──────── Material shown ────────

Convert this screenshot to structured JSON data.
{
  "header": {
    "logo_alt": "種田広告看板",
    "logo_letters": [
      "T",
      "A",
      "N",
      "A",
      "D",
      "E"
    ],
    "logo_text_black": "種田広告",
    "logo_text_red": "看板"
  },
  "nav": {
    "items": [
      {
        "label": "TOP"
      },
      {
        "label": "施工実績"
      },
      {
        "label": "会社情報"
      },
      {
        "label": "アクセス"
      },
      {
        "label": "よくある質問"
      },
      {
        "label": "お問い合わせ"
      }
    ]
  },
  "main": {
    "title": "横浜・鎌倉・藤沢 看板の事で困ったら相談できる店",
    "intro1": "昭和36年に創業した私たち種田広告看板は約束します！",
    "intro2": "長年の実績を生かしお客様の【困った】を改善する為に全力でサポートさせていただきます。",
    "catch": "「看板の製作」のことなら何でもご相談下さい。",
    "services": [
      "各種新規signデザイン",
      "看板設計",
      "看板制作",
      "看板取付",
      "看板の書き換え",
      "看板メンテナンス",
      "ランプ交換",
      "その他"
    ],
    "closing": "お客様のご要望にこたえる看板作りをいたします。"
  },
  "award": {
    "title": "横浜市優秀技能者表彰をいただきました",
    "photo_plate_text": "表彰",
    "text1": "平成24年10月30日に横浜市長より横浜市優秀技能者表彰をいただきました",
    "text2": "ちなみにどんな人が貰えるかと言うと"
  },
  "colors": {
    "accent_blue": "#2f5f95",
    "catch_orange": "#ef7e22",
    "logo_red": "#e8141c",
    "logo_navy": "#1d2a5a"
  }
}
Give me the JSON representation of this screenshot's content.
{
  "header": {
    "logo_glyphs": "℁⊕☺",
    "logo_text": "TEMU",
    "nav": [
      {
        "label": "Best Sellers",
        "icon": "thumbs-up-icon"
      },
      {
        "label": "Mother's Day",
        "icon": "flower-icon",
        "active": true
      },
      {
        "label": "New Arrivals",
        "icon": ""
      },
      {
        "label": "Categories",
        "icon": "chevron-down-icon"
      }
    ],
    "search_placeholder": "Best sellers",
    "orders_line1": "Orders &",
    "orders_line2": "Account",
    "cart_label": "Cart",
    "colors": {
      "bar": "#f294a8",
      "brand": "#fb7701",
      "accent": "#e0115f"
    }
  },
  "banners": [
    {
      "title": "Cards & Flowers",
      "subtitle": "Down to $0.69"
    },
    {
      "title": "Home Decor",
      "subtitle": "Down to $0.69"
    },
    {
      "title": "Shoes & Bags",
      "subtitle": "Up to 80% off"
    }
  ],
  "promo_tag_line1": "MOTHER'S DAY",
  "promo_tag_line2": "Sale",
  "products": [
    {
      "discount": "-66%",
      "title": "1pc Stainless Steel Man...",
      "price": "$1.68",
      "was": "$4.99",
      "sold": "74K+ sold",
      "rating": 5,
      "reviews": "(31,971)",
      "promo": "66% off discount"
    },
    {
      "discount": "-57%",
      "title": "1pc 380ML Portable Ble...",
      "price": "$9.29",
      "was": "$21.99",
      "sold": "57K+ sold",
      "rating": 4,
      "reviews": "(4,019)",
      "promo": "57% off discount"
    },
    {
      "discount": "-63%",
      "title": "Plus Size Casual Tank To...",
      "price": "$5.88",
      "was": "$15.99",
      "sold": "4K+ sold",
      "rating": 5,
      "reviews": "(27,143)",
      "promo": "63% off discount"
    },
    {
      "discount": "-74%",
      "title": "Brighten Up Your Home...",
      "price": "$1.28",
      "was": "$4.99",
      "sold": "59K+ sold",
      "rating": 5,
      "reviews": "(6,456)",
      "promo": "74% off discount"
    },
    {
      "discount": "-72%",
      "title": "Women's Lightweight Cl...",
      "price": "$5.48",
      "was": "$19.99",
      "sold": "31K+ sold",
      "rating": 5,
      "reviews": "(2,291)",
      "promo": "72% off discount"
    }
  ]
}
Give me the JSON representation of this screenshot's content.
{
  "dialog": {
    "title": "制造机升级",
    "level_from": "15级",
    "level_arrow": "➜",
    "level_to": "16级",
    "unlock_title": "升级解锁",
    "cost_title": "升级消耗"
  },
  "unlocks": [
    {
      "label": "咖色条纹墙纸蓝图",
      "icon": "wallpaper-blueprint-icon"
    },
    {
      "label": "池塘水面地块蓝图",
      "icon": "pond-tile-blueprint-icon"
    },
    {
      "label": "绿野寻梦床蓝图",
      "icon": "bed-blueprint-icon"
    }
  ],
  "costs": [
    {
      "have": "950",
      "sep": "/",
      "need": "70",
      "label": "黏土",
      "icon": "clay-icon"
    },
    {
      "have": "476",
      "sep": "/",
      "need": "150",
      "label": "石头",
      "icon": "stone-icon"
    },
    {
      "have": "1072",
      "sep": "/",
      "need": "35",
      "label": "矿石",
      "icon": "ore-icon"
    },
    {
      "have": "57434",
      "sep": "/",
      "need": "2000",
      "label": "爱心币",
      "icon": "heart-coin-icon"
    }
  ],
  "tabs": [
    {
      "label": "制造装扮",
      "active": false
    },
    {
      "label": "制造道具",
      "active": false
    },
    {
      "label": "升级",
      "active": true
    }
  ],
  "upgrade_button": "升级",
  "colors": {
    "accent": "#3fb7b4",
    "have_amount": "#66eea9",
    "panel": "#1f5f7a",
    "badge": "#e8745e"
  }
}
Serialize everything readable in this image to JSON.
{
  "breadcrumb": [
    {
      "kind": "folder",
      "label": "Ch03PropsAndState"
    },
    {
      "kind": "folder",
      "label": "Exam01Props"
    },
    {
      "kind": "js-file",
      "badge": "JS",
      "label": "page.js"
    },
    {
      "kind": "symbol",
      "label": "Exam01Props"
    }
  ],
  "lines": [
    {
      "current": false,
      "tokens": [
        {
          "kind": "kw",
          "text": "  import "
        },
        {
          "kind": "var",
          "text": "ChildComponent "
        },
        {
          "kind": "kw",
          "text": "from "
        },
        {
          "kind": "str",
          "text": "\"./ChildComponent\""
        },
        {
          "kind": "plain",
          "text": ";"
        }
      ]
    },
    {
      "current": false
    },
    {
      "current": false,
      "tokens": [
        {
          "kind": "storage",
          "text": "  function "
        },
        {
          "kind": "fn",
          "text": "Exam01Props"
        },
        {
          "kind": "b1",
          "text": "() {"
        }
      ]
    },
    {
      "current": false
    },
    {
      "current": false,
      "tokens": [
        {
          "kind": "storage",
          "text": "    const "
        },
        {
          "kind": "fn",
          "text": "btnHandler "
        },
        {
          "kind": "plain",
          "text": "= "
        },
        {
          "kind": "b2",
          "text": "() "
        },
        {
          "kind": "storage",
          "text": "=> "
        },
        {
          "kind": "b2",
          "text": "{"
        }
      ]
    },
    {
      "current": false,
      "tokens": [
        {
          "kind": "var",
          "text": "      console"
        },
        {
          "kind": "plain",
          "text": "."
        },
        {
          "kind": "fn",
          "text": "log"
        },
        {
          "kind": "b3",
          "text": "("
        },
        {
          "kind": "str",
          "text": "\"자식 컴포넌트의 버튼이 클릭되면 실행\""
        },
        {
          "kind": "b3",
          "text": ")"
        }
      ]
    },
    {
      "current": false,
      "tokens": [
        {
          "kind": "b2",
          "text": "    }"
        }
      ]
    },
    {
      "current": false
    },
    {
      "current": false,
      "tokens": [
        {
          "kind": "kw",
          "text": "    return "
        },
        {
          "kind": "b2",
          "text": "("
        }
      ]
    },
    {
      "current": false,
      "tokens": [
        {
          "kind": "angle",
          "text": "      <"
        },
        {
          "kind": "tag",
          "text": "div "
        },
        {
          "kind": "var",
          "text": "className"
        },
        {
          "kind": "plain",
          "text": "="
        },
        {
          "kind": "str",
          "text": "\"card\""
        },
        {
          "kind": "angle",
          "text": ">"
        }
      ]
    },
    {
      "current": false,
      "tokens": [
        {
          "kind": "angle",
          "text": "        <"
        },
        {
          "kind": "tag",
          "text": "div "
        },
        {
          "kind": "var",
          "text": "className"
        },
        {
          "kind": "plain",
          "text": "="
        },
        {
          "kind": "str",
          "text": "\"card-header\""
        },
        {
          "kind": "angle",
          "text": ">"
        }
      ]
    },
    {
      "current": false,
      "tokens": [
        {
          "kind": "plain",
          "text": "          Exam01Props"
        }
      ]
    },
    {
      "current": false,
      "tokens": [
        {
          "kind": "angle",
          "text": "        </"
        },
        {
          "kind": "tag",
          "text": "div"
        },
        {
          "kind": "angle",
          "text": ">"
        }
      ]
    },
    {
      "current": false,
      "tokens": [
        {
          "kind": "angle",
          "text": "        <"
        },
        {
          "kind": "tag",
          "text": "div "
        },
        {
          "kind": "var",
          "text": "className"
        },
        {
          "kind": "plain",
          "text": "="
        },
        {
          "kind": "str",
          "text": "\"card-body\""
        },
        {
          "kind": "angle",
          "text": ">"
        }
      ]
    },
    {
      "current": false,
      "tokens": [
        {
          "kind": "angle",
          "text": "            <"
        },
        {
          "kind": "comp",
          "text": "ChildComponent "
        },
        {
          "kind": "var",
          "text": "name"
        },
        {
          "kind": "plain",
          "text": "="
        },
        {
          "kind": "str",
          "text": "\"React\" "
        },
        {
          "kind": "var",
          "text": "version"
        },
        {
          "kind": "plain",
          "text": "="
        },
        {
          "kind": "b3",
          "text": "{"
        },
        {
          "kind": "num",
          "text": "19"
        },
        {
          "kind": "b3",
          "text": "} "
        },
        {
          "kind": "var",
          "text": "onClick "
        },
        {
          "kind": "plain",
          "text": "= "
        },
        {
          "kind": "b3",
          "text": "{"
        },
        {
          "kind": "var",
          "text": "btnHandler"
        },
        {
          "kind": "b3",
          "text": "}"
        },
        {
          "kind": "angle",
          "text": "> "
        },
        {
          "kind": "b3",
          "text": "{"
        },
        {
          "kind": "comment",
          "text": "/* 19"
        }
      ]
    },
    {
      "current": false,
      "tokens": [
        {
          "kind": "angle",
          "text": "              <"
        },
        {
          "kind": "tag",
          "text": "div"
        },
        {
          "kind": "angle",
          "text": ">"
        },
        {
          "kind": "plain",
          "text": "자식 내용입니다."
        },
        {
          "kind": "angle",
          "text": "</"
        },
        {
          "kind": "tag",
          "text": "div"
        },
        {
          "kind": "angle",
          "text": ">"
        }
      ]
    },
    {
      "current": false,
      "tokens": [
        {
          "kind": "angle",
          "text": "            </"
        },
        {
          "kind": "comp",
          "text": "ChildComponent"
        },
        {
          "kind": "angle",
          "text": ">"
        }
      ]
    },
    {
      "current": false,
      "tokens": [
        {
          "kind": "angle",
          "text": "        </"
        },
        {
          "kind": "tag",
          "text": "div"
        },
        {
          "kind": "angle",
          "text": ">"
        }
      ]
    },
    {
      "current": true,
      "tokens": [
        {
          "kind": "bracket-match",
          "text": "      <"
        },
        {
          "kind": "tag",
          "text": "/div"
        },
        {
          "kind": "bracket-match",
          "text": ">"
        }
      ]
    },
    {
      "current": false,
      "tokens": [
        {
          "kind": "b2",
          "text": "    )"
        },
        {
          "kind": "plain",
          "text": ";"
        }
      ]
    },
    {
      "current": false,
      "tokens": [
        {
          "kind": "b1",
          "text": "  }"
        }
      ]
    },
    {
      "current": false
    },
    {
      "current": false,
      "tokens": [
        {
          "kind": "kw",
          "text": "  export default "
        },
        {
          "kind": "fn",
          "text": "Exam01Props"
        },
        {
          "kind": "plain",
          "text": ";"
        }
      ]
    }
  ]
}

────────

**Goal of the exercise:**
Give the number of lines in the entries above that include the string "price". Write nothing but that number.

**Solution:**
5